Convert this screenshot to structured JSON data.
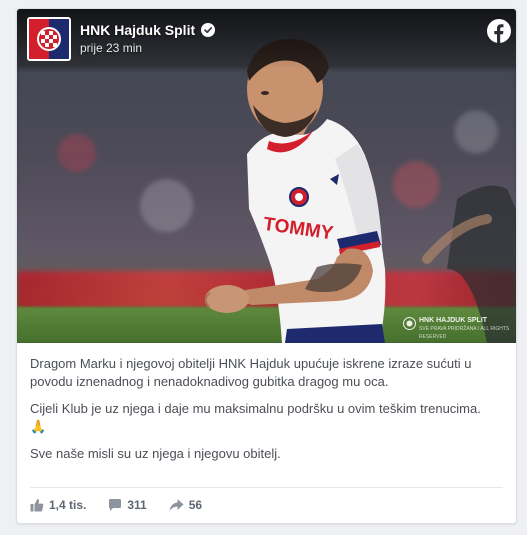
{
  "post": {
    "page_name": "HNK Hajduk Split",
    "timestamp": "prije 23 min",
    "paragraphs": [
      "Dragom Marku i njegovoj obitelji HNK Hajduk upućuje iskrene izraze sućuti u povodu iznenadnog i nenadoknadivog gubitka dragog mu oca.",
      "Cijeli Klub je uz njega i daje mu maksimalnu podršku u ovim teškim trenucima. 🙏",
      "Sve naše misli su uz njega i njegovu obitelj."
    ],
    "jersey_text": "TOMMY",
    "watermark": {
      "title": "HNK HAJDUK SPLIT",
      "sub": "SVE PRAVA PRIDRŽANA / ALL RIGHTS RESERVED"
    }
  },
  "stats": {
    "likes": "1,4 tis.",
    "comments": "311",
    "shares": "56"
  },
  "icons": [
    "club-crest-icon",
    "verified-icon",
    "facebook-icon",
    "like-icon",
    "comment-icon",
    "share-icon"
  ],
  "colors": {
    "brand_blue": "#1877f2",
    "hajduk_red": "#d21f2b",
    "hajduk_navy": "#1e2a6e",
    "text": "#4b4f56"
  }
}
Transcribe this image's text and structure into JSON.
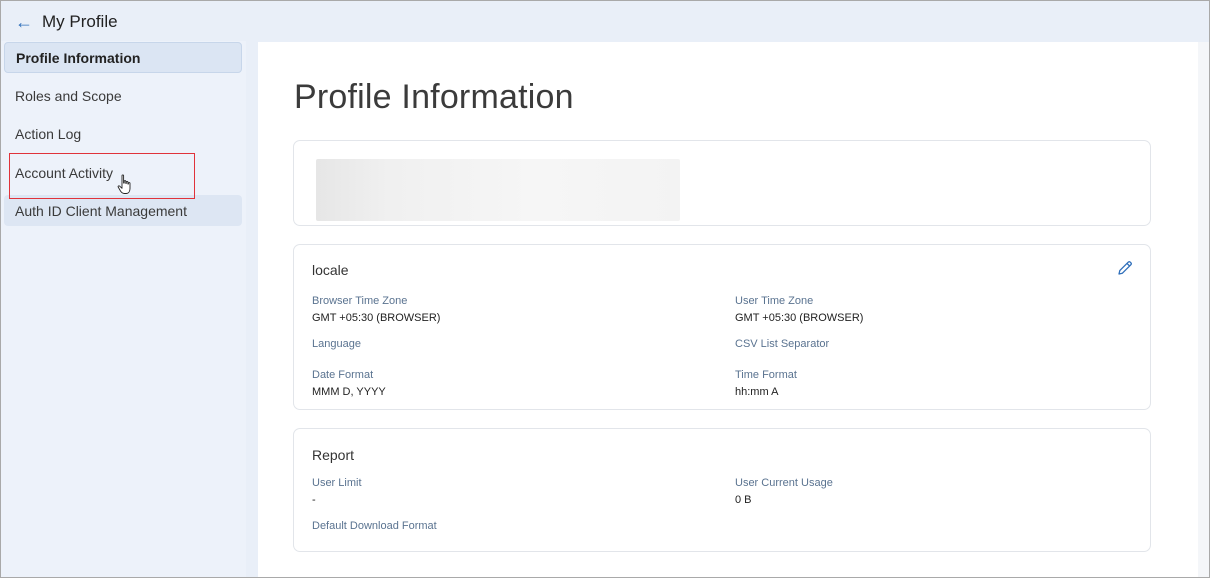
{
  "header": {
    "title": "My Profile"
  },
  "sidebar": {
    "items": [
      {
        "label": "Profile Information"
      },
      {
        "label": "Roles and Scope"
      },
      {
        "label": "Action Log"
      },
      {
        "label": "Account Activity"
      },
      {
        "label": "Auth ID Client Management"
      }
    ]
  },
  "main": {
    "title": "Profile Information",
    "locale": {
      "title": "locale",
      "browser_time_zone_label": "Browser Time Zone",
      "browser_time_zone_value": "GMT +05:30 (BROWSER)",
      "user_time_zone_label": "User Time Zone",
      "user_time_zone_value": "GMT +05:30 (BROWSER)",
      "language_label": "Language",
      "csv_separator_label": "CSV List Separator",
      "date_format_label": "Date Format",
      "date_format_value": "MMM D, YYYY",
      "time_format_label": "Time Format",
      "time_format_value": "hh:mm A"
    },
    "report": {
      "title": "Report",
      "user_limit_label": "User Limit",
      "user_limit_value": "-",
      "user_current_usage_label": "User Current Usage",
      "user_current_usage_value": "0 B",
      "default_download_format_label": "Default Download Format"
    }
  },
  "colors": {
    "accent": "#2f6fba",
    "highlight": "#e0333a",
    "label": "#5a7390"
  }
}
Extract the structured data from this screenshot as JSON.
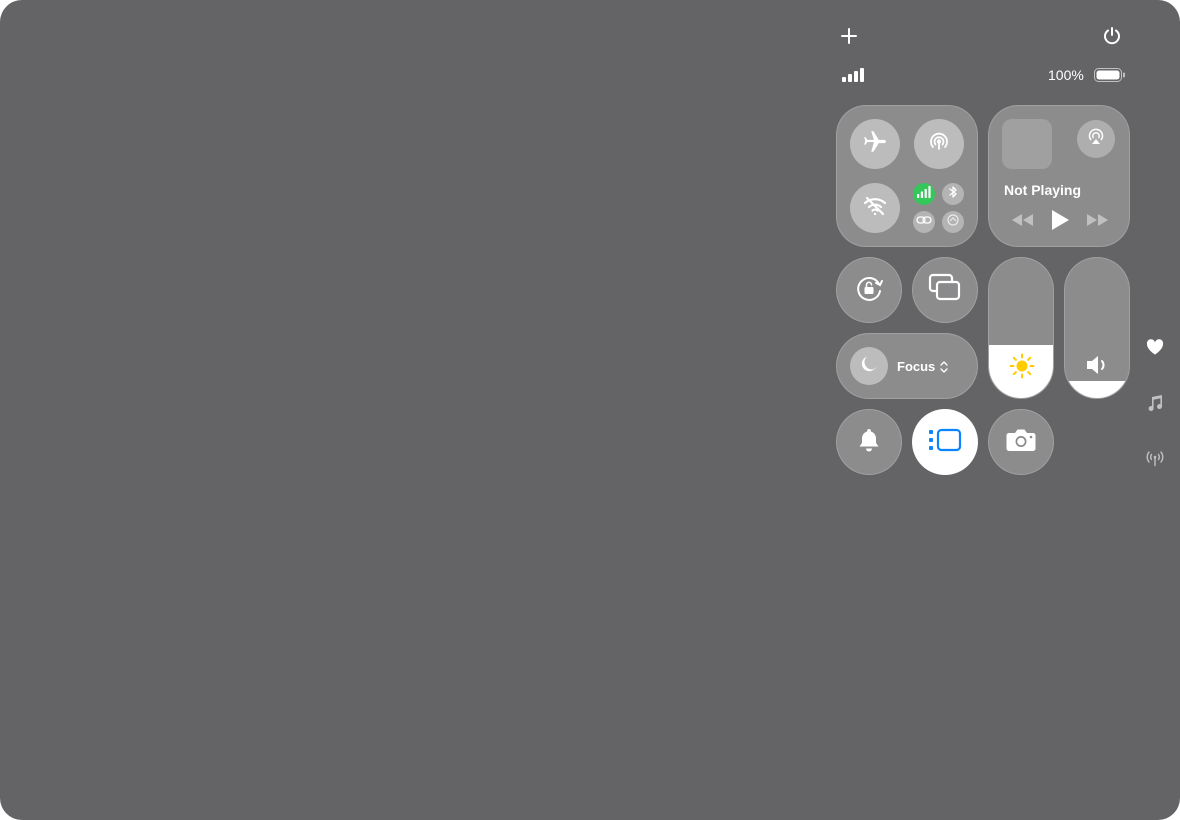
{
  "status_bar": {
    "battery_text": "100%",
    "battery_level": 1.0
  },
  "connectivity": {
    "icons": [
      "airplane-icon",
      "airdrop-icon",
      "wifi-off-icon",
      "cellular-icon",
      "bluetooth-icon",
      "link-icon",
      "vpn-icon"
    ]
  },
  "now_playing": {
    "status": "Not Playing",
    "icons": [
      "airplay-audio-icon",
      "rewind-icon",
      "play-icon",
      "fast-forward-icon"
    ]
  },
  "focus": {
    "label": "Focus"
  },
  "sliders": {
    "brightness_level": 0.38,
    "volume_level": 0.12
  },
  "colors": {
    "background": "#646466",
    "cellular_active": "#34c759",
    "brightness_icon": "#ffcc00",
    "stage_manager_accent": "#0a84ff"
  },
  "side_icons": [
    "heart-icon",
    "music-note-icon",
    "antenna-icon"
  ]
}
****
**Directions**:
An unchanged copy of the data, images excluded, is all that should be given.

**Solution to this problem**:
Convert this screenshot to structured JSON data.
{
  "post": {
    "page_name": "HNK Hajduk Split",
    "timestamp": "prije 23 min",
    "paragraphs": [
      "Dragom Marku i njegovoj obitelji HNK Hajduk upućuje iskrene izraze sućuti u povodu iznenadnog i nenadoknadivog gubitka dragog mu oca.",
      "Cijeli Klub je uz njega i daje mu maksimalnu podršku u ovim teškim trenucima. 🙏",
      "Sve naše misli su uz njega i njegovu obitelj."
    ],
    "jersey_text": "TOMMY",
    "watermark": {
      "title": "HNK HAJDUK SPLIT",
      "sub": "SVE PRAVA PRIDRŽANA / ALL RIGHTS RESERVED"
    }
  },
  "stats": {
    "likes": "1,4 tis.",
    "comments": "311",
    "shares": "56"
  },
  "icons": [
    "club-crest-icon",
    "verified-icon",
    "facebook-icon",
    "like-icon",
    "comment-icon",
    "share-icon"
  ],
  "colors": {
    "brand_blue": "#1877f2",
    "hajduk_red": "#d21f2b",
    "hajduk_navy": "#1e2a6e",
    "text": "#4b4f56"
  }
}
Transcribe this image's text and structure into JSON.
{
  "header": {
    "title": "My Profile"
  },
  "sidebar": {
    "items": [
      {
        "label": "Profile Information"
      },
      {
        "label": "Roles and Scope"
      },
      {
        "label": "Action Log"
      },
      {
        "label": "Account Activity"
      },
      {
        "label": "Auth ID Client Management"
      }
    ]
  },
  "main": {
    "title": "Profile Information",
    "locale": {
      "title": "locale",
      "browser_time_zone_label": "Browser Time Zone",
      "browser_time_zone_value": "GMT +05:30 (BROWSER)",
      "user_time_zone_label": "User Time Zone",
      "user_time_zone_value": "GMT +05:30 (BROWSER)",
      "language_label": "Language",
      "csv_separator_label": "CSV List Separator",
      "date_format_label": "Date Format",
      "date_format_value": "MMM D, YYYY",
      "time_format_label": "Time Format",
      "time_format_value": "hh:mm A"
    },
    "report": {
      "title": "Report",
      "user_limit_label": "User Limit",
      "user_limit_value": "-",
      "user_current_usage_label": "User Current Usage",
      "user_current_usage_value": "0 B",
      "default_download_format_label": "Default Download Format"
    }
  },
  "colors": {
    "accent": "#2f6fba",
    "highlight": "#e0333a",
    "label": "#5a7390"
  }
}
Extract the structured data from this screenshot as JSON.
{
  "status_bar": {
    "battery_text": "100%",
    "battery_level": 1.0
  },
  "connectivity": {
    "icons": [
      "airplane-icon",
      "airdrop-icon",
      "wifi-off-icon",
      "cellular-icon",
      "bluetooth-icon",
      "link-icon",
      "vpn-icon"
    ]
  },
  "now_playing": {
    "status": "Not Playing",
    "icons": [
      "airplay-audio-icon",
      "rewind-icon",
      "play-icon",
      "fast-forward-icon"
    ]
  },
  "focus": {
    "label": "Focus"
  },
  "sliders": {
    "brightness_level": 0.38,
    "volume_level": 0.12
  },
  "colors": {
    "background": "#646466",
    "cellular_active": "#34c759",
    "brightness_icon": "#ffcc00",
    "stage_manager_accent": "#0a84ff"
  },
  "side_icons": [
    "heart-icon",
    "music-note-icon",
    "antenna-icon"
  ]
}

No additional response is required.